Top of the morning to you! On this happy St. Patrick’s Day, let’s discuss a great charitable giving tool that we are lucky to have—the Charitable Remainder Trust (CRT).

On this holiday, we see lots of depictions of green clover. Like most clovers, this series will come in three parts. Today, we’ll discuss the very basics of trusts. In Part Two (coming soon), we’ll discuss all the ins and outs of CRTs. Part Three will feature a simple but powerful case study to illustrate how beneficial—both to donors and donee charities—a Charitable Remainder Trust can be.

Why Are Charitable Remainder Trusts So Grand?

When it comes to the legal tool we call “trusts,” I can be said to be like Molly Bloom, the heroine in James Joyce’s Ulysses:

“[my] heart was going like mad and yes I said yes I will Yes.”

Why though? What is so great about trusts, anyway?

Trusts come in an almost limitless variety, but some of the key benefits include:

  • Saving taxes
  • Avoiding probate
  • Getting assets to your beneficiaries more quickly and easily
  • Maintaining privacy
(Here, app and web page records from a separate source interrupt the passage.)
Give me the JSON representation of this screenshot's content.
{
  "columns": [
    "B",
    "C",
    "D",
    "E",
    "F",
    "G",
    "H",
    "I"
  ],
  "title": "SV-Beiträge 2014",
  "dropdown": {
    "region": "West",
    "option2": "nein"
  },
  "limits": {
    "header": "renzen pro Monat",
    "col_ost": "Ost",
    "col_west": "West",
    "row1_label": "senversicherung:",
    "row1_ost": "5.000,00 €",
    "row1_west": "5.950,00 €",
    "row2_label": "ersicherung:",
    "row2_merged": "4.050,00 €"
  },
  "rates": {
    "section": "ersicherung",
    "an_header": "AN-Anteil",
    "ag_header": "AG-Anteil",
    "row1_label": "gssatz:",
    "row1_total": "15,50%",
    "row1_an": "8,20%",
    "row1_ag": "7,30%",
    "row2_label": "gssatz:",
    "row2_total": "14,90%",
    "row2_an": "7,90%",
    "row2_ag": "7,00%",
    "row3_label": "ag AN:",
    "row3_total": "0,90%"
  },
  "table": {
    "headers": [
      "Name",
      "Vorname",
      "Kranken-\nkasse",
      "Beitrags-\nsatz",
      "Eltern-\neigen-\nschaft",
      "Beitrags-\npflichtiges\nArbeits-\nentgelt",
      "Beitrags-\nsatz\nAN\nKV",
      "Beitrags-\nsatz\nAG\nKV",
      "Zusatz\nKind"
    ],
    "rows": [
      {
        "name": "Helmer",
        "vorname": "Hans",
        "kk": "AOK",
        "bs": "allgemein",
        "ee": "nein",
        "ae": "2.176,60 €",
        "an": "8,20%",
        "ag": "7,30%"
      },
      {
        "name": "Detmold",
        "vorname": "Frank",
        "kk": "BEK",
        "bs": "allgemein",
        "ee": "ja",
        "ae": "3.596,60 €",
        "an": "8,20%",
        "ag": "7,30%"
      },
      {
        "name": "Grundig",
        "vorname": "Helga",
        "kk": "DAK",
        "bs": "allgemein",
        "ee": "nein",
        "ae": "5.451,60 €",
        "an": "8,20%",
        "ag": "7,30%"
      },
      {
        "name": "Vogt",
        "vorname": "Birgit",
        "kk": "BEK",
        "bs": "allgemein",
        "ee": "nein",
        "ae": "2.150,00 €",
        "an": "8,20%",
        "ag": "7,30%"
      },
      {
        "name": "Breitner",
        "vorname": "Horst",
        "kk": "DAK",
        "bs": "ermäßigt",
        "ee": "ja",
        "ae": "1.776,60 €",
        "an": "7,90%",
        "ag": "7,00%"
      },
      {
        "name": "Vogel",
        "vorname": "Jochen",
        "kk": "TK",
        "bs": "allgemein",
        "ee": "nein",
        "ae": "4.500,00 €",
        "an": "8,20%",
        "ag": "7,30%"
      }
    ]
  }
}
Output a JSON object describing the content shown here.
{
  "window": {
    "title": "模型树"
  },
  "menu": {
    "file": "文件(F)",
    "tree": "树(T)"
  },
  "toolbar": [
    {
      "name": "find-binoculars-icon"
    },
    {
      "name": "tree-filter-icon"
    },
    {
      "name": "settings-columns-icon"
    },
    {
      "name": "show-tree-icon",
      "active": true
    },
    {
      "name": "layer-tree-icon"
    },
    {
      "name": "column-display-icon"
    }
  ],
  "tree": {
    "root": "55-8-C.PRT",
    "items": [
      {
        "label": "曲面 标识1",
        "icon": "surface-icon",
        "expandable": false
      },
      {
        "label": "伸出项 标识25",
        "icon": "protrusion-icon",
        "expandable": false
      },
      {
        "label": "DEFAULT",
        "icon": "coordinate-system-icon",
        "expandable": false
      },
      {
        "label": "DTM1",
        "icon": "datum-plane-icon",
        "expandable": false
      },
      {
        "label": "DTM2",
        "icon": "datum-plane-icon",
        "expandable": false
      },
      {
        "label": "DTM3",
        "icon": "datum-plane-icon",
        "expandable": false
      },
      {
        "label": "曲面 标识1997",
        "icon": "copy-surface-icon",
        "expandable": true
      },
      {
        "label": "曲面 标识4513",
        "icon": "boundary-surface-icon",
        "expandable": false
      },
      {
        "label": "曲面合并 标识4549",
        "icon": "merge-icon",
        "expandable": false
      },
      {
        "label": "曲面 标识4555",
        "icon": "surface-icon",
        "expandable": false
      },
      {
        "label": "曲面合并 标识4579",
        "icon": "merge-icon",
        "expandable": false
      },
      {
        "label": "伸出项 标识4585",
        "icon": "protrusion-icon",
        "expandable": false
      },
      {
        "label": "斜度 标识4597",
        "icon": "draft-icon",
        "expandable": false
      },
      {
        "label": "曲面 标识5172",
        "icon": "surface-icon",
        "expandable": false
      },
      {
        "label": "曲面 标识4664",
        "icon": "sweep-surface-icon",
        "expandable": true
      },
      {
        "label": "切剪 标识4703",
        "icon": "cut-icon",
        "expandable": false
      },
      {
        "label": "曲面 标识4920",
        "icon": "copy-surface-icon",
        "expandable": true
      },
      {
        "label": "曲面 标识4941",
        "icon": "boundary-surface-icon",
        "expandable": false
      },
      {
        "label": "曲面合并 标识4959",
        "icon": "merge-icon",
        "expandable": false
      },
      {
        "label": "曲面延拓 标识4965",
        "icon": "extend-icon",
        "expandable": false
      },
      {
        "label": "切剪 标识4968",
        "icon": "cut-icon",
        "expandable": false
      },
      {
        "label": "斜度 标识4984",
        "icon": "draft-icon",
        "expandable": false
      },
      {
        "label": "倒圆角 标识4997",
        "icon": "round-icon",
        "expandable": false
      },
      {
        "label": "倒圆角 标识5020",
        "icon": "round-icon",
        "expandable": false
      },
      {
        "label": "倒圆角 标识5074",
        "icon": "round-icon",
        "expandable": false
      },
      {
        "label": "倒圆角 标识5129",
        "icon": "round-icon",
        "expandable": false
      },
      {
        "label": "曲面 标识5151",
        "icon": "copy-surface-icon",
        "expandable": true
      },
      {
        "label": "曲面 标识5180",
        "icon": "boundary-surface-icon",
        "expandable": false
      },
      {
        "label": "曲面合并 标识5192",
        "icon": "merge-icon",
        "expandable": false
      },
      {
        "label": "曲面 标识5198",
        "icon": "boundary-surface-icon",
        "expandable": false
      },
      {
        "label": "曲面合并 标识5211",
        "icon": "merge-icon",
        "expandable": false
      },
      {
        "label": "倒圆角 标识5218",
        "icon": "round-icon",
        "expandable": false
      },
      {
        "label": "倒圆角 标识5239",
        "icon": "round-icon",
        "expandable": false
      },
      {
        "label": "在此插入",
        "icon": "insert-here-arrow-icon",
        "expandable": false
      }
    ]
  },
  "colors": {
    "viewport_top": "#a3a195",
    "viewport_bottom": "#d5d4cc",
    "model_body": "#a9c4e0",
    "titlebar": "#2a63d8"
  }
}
Trusts also make challenges to your property more difficult. Since they can be so useful, let’s toast trusts with a pint of Guinness. Sláinte!

Sláinte Scottish Toast

Simplest Terms

In simplest terms, a trust is a legal agreement between three parties: grantor, trustee, and beneficiary. Let’s look at each of these three parties.


All trusts have a grantor, sometimes called the “settler” or “trustor.” The grantor creates the trust, and also has legal authority to transfer property to the trust.


The trustee can be any person or entity that can take title to property on behalf of a beneficiary. The trustee is responsible for managing the property according to the rules outlined in the trust document, and must do so in the best interests of the beneficiary.


The beneficiary is the person or entity benefiting from the trust. The beneficiary can be one person/entity or multiple parties (which is also true of grantor and trustee). Multiple trust beneficiaries can have different interests in the trust property. Also, trust beneficiaries don’t have to even exist at the time the trust is created.

Trust property

A trust can be either funded or unfunded. By funded, we mean that property has been placed “inside” the trust. This property is sometimes called the “principal,” “corpus,” or the “res.” By unfunded, we mean that no property has yet been placed inside the trust.

Any Asset

Any asset can be held by a trust. Trust property can be real estate, intangible property, personal property—a farm, building, vacation home, money, publicly traded stocks, closed corporation stocks, bonds, collections (such as say, shamrocks or Guinness mugs), business interests, personal possessions (such as an antique hard owned by Nana), vehicles, and so on.
Glasses of Guinness

“Imaginary Container”

Leprechauns, some may argue, are imaginary. Think of a trust as an “imaginary container.” We speak of putting assets “in” a trust, but assets don’t actually change location. It’s not a geographical place that protects, say, your car, but a form of ownership that holds it for your benefit. For example, on your car title, the owner blank would simply read “The Erin G. Bragh Trust.” It’s common to put real estate such as farms, homes, vacation homes and entire accounts like bank, credit union, and brokerage accounts into a trust.

After the trust is funded, the trust property will still be in the same place before the trust was created—your land where it always was, your car in the garage, your money in the bank, your stamp collection in the study, and so on. But the property will have a different owner: “The Erin G. Bragh Trust,” not Erin G. Bragh.

Transfer of Ownership

Putting property in trust transfers it from personal ownership to the trustee, who holds the property for the beneficiary. The trustee has legal title to the trust property. For most purposes, the law treats trust property as if it were now owned by the trustee. For example, trusts have separate taxpayer identification numbers.

But, trustees are not the full owners of trust property. Trustees have a legal duty to use trust property as provided in the trust agreement and permitted by law. The beneficiaries retain what is known as equitable title, the right to benefit from trust property as specified in the trust.

Assets to Beneficiary

The grantor provides terms in a trust agreement as to how the fund’s assets are to be distributed to a beneficiary. The grantor can provide for the distribution of funds in any way that is not against the law or against public policy.

Almost Limitless Possibilities

The types of trust are almost as limitless as rainbows. Trusts can be classified by their purpose, duration, creation method, or by the nature of the trust property. Next time, let’s look at the specifics of a very helpful trust—the Charitable Remainder Trust. Until then, may the road rise up to meet you!